Presently there are only three species of Chiasmognathus recorded from the Arabian Peninsula: Chiasmognathus aurantiacus Engel from the United Arab Emirates, Chiasmognathus himyarensis Engel from southwestern Yemen, and Chiasmognathus nearchus from Oman, the United Arab Emirates, and now central Saudi Arabia. A key to these species was provided by Engel (2009). The new records presented herein push the distribution of Chiasmognathus nearchus and the genus as a whole westerly into the central desert region of Saudi Arabia. This is not surprising given the broader distribution of the group as well as that of its hosts. Species of Nomioides Schenck and Ceylalictus Strand are both present throughout the peninsula (Pesenko and Pauly 2009) and there is therefore every reason to suspect that with continued intensive sampling additional records will be forthcoming. Moreover, given that there are at least 20 species of Nomioidini present in the region it is possible that new species of Chiasmognathus may be recovered. Given the more varied habitats to the southwest, it is possible that endemic species of the genus may be found in the mountainous regions such as the Asir and Sarawat ranges south from Makkah (Mecca) and Taif, or in the low elevation plain of the Tihamah bordering the Red Sea. Unfortunately, at present none of the Saudi specimens have been collected in a context from which a positive host association can be made. Given that aggregations of Nomioides rotundiceps are in the area, as well as other nomioidine species, it is possible that this is the host of the Saudi populations of Chiasmognathus nearchus just as is the case for those in the United Arab Emirates (Engel 2009).

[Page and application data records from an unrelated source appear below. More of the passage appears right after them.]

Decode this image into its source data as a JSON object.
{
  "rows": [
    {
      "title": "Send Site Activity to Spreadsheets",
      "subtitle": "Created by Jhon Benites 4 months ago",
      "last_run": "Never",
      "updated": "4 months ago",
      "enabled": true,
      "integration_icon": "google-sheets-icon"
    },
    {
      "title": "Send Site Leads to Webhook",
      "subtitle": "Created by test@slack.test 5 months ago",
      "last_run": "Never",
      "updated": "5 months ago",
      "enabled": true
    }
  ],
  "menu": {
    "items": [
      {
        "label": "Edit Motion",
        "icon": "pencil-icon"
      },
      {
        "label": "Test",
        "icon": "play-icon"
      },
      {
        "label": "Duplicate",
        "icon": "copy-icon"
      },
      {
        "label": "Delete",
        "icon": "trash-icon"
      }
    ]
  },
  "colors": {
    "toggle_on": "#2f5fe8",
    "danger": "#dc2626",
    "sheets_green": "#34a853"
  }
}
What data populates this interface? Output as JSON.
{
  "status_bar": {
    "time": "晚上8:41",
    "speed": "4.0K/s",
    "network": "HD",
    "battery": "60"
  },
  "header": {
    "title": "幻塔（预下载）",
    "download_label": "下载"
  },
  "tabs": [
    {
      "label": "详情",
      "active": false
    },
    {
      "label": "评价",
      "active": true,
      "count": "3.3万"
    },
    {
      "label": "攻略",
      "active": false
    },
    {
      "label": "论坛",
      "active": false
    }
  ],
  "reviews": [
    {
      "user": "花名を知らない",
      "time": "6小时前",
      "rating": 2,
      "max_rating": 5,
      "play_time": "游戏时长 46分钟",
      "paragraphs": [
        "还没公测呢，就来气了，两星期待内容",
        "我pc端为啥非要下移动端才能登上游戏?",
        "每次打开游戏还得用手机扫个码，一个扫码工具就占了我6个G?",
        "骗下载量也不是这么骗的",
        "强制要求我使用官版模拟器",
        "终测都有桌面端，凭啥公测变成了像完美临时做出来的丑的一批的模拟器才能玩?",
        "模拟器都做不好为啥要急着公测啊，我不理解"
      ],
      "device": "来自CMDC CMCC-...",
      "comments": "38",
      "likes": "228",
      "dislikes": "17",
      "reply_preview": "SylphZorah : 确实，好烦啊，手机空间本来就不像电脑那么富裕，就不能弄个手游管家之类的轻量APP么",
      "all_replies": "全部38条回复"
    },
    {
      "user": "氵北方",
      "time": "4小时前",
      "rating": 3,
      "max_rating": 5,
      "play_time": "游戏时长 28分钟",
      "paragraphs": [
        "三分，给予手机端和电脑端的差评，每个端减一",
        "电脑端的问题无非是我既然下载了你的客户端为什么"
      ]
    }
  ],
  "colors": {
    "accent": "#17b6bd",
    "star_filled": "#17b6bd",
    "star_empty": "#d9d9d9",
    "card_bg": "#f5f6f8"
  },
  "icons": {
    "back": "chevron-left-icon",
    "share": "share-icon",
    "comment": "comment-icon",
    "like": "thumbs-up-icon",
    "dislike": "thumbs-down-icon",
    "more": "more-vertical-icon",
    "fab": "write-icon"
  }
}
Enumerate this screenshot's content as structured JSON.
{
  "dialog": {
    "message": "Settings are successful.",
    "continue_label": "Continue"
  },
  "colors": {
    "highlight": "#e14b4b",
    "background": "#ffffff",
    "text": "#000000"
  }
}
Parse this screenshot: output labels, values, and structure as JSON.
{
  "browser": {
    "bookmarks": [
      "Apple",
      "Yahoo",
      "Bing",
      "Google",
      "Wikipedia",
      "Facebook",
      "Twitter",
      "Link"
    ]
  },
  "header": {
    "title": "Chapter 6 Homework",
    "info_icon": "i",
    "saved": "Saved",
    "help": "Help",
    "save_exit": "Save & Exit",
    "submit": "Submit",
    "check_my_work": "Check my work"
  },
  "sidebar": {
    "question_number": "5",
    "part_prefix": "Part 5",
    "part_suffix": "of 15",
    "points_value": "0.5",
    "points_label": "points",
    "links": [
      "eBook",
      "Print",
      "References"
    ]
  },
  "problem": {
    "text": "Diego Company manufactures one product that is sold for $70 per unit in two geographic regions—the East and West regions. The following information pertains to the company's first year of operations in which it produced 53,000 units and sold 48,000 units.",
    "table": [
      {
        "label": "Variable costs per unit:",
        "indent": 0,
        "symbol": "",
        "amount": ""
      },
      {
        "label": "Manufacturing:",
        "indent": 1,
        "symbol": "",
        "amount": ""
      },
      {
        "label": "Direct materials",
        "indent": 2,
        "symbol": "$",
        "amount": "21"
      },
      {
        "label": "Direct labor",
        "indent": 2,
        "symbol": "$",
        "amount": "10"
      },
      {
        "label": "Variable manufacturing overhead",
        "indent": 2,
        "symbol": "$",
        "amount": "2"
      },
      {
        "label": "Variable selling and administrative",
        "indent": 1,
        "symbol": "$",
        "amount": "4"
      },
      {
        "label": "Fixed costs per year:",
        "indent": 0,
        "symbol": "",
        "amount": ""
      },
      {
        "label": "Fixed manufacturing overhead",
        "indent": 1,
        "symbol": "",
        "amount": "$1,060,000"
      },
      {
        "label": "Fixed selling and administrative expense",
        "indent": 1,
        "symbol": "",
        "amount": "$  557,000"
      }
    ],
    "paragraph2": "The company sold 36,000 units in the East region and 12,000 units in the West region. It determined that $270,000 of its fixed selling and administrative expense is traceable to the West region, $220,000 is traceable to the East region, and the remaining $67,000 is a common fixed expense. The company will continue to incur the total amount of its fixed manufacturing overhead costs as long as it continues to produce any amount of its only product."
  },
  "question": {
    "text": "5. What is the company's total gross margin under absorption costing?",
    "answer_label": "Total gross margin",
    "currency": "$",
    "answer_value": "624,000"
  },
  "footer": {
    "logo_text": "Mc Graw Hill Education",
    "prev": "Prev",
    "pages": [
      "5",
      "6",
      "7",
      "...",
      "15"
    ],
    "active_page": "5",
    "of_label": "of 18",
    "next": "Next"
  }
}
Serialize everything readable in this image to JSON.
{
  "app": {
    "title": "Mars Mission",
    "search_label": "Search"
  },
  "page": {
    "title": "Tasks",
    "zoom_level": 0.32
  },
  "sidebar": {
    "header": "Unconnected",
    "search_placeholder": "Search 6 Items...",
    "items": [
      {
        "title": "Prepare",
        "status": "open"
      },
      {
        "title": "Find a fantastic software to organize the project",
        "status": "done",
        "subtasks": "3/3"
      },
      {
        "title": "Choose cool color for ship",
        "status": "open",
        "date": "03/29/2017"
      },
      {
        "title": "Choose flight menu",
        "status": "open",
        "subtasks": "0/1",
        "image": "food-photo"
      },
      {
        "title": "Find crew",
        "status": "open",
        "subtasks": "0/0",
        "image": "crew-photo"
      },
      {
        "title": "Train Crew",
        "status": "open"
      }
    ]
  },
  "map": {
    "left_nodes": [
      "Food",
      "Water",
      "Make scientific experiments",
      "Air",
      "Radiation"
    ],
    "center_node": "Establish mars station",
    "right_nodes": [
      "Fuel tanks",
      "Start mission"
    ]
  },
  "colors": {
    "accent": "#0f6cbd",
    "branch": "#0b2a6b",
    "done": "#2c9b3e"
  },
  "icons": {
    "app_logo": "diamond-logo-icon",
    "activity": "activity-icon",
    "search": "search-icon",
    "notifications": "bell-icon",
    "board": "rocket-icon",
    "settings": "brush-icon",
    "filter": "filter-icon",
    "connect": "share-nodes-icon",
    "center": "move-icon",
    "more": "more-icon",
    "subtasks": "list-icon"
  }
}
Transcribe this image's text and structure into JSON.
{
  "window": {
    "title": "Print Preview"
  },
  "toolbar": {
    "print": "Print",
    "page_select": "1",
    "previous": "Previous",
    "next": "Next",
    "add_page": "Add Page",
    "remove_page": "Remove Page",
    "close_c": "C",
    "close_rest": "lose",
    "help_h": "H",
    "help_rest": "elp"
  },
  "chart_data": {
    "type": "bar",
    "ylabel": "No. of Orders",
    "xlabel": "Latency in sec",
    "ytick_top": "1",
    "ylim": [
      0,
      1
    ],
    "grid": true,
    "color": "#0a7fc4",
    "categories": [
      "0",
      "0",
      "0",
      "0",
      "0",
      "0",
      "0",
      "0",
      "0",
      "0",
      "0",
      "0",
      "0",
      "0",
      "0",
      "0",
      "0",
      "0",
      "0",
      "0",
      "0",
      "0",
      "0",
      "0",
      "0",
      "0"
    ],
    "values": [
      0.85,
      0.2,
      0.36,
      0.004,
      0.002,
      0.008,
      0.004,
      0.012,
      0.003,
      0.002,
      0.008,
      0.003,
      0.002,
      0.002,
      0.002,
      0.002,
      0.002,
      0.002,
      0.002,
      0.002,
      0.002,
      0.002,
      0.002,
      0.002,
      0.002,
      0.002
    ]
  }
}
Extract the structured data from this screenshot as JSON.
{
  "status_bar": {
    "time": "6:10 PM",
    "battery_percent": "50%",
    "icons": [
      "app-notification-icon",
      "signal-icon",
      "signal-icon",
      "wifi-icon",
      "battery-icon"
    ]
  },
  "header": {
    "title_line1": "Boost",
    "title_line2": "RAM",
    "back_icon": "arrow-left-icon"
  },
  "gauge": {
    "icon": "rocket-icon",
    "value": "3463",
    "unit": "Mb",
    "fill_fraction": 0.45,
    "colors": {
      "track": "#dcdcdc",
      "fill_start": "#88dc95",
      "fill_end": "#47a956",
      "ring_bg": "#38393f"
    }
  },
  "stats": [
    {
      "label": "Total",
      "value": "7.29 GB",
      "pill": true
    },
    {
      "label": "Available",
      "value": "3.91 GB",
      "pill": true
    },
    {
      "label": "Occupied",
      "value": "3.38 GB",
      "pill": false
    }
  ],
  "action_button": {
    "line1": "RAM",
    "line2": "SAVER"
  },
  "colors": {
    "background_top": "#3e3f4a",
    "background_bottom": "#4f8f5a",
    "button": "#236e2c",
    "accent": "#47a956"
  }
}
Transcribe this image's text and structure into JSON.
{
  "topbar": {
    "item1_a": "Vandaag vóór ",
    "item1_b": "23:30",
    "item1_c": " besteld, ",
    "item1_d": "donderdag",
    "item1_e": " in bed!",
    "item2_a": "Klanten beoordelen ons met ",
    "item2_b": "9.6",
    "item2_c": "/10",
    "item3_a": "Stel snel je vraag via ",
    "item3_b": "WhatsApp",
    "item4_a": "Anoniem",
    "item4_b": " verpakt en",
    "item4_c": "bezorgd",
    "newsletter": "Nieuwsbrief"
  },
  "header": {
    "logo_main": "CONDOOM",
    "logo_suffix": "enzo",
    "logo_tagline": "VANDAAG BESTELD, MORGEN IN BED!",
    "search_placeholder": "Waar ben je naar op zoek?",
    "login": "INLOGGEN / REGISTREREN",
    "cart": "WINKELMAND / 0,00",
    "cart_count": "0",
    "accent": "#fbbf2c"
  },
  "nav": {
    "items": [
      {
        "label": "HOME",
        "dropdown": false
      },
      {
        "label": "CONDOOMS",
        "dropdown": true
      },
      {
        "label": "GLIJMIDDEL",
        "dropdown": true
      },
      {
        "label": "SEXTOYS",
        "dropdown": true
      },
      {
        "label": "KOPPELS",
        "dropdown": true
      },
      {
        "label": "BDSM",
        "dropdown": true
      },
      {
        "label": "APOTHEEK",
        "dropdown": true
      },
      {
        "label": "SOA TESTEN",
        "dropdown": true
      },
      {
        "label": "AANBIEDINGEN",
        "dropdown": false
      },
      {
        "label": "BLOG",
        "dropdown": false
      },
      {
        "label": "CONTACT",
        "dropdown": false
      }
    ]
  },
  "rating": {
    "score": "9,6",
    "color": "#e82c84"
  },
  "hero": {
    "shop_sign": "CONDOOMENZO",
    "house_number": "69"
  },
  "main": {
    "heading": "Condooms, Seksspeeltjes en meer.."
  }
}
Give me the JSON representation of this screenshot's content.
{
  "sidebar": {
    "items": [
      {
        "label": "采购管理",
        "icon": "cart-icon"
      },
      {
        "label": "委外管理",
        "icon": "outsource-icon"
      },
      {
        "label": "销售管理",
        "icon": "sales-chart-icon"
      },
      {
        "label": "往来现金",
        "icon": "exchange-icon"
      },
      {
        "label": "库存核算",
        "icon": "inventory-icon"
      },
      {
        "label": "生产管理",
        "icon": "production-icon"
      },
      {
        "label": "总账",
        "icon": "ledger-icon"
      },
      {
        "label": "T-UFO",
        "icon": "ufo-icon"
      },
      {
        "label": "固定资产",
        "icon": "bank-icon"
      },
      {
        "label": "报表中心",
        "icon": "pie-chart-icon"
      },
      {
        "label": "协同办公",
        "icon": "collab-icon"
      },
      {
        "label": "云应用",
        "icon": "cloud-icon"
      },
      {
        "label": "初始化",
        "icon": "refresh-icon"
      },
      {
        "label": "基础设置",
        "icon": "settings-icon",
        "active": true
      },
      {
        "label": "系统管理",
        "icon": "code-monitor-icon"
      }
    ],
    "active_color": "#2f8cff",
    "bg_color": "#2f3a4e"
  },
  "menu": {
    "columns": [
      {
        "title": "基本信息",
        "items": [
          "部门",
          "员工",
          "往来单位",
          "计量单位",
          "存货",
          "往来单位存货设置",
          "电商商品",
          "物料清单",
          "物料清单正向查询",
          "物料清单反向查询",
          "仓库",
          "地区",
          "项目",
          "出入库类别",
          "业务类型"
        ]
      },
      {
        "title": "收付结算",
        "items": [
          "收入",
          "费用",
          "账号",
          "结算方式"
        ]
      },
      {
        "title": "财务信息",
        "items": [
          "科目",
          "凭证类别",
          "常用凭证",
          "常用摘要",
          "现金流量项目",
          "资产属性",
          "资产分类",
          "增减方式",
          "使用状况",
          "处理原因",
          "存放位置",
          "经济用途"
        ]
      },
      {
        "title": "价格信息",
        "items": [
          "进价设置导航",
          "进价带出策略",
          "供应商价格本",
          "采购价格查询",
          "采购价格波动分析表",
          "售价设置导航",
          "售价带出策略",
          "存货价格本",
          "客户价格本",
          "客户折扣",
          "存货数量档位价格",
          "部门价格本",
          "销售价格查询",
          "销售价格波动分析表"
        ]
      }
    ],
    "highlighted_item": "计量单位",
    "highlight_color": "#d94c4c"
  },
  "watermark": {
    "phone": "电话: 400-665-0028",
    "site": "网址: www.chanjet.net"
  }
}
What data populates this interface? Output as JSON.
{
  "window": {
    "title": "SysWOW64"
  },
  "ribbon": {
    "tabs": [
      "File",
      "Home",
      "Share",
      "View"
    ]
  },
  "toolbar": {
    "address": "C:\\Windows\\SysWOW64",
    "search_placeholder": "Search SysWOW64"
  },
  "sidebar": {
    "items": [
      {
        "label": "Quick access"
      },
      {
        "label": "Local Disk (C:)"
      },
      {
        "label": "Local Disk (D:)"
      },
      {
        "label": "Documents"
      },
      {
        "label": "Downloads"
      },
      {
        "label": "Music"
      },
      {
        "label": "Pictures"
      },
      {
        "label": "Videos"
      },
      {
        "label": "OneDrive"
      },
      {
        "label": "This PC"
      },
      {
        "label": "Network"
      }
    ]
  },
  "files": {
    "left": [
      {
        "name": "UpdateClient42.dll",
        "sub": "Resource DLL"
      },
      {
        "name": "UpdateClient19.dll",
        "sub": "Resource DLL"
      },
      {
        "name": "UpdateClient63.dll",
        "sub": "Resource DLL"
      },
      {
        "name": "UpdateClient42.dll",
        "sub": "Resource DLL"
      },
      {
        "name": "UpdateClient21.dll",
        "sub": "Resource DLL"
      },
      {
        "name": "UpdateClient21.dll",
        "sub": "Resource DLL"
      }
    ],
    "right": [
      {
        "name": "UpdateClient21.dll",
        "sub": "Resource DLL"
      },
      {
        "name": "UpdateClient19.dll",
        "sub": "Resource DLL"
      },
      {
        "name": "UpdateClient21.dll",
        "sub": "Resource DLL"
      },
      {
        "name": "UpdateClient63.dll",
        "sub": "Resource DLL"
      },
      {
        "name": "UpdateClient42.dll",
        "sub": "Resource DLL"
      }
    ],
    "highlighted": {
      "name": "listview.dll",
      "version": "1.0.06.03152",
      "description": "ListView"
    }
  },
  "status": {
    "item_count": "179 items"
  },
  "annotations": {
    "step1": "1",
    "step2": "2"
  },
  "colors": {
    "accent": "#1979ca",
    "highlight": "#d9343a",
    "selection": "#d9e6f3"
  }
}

The authors extend their appreciation to the Deanship of Scientific Research at King Saud University for funding the work through the research group project No. RGP-VPP-189. We are grateful to two anonymous reviewers for their constructive commentary.

Engel MS (2006) A new genus of minute ammobatine bees (Hymenoptera: Apidae). Acta Entomologica Slovenica 14(2): 113-121.
Engel MS (2007) A new species of Chiasmognathus from southeastern Pakistan (Hymenoptera: Apidae). Journal of the Kansas Entomological Society 80(2): 169-174. doi: 10.2317/0022-8567(2007)80[169:ANSOCF]2.0.CO;2
Engel MS (2008a) New species and new records of ammobatine bees from Pakistan, Kyrgyzstan, and Sri Lanka (Hymenoptera: Apidae). Acta Entomologica Slovenica 16(1): 19-36.
Engel MS (2008b) A new species of Chiasmognathus from Iran, with a note on Chiasmognathus aegyptiacus in Israel (Hymenoptera: Apidae). Beiträge zur Entomologie 58(2): 223-226.
Engel MS (2009) The bee genus Chiasmognathus in the Arabian Peninsula (Hymenoptera: Apidae). Fauna of Arabia 24: 237-247.
Engel MS (2010) A new species of the bee genus Chiasmognathus from southwestern Niger (Hymenoptera: Apidae). Acta Entomologica Musei Nationalis Pragae 50(1): 273-278.
Engel MS, Packer L (2013) A new species of Chiasmognathus from Kazakhstan (Hymenoptera: Apidae). Journal of Melittology 10: 1-7.
Pesenko YA, Pauly A (2009) A contribution to the fauna of the nomioidine bees of the Arabian Peninsula (Hymenoptera: Halictidae). Fauna of Arabia 24: 217-236.
Rozen JG Jr (2008) Biology and immature stages of Nomioides patruelis (Halictidae: Halictinae: Nomioidini) and of its cleptoparasite Chiasmognathus pashupati (Apidae: Nomadinae: Ammobatini), with a preliminary phylogeny of the Halictidae based on mature larvae (Apoidea). American Museum Novitates 3604: 1-23. doi: 10.1206/0003-0082(2008)3604[1:BAISOT]2.0.CO;2
Straka J, Engel MS (2012) The apid cuckoo bees of the Cape Verde Islands (Hymenoptera, Apidae). ZooKeys 218: 77-109. doi: 10.3897/zookeys.218.3683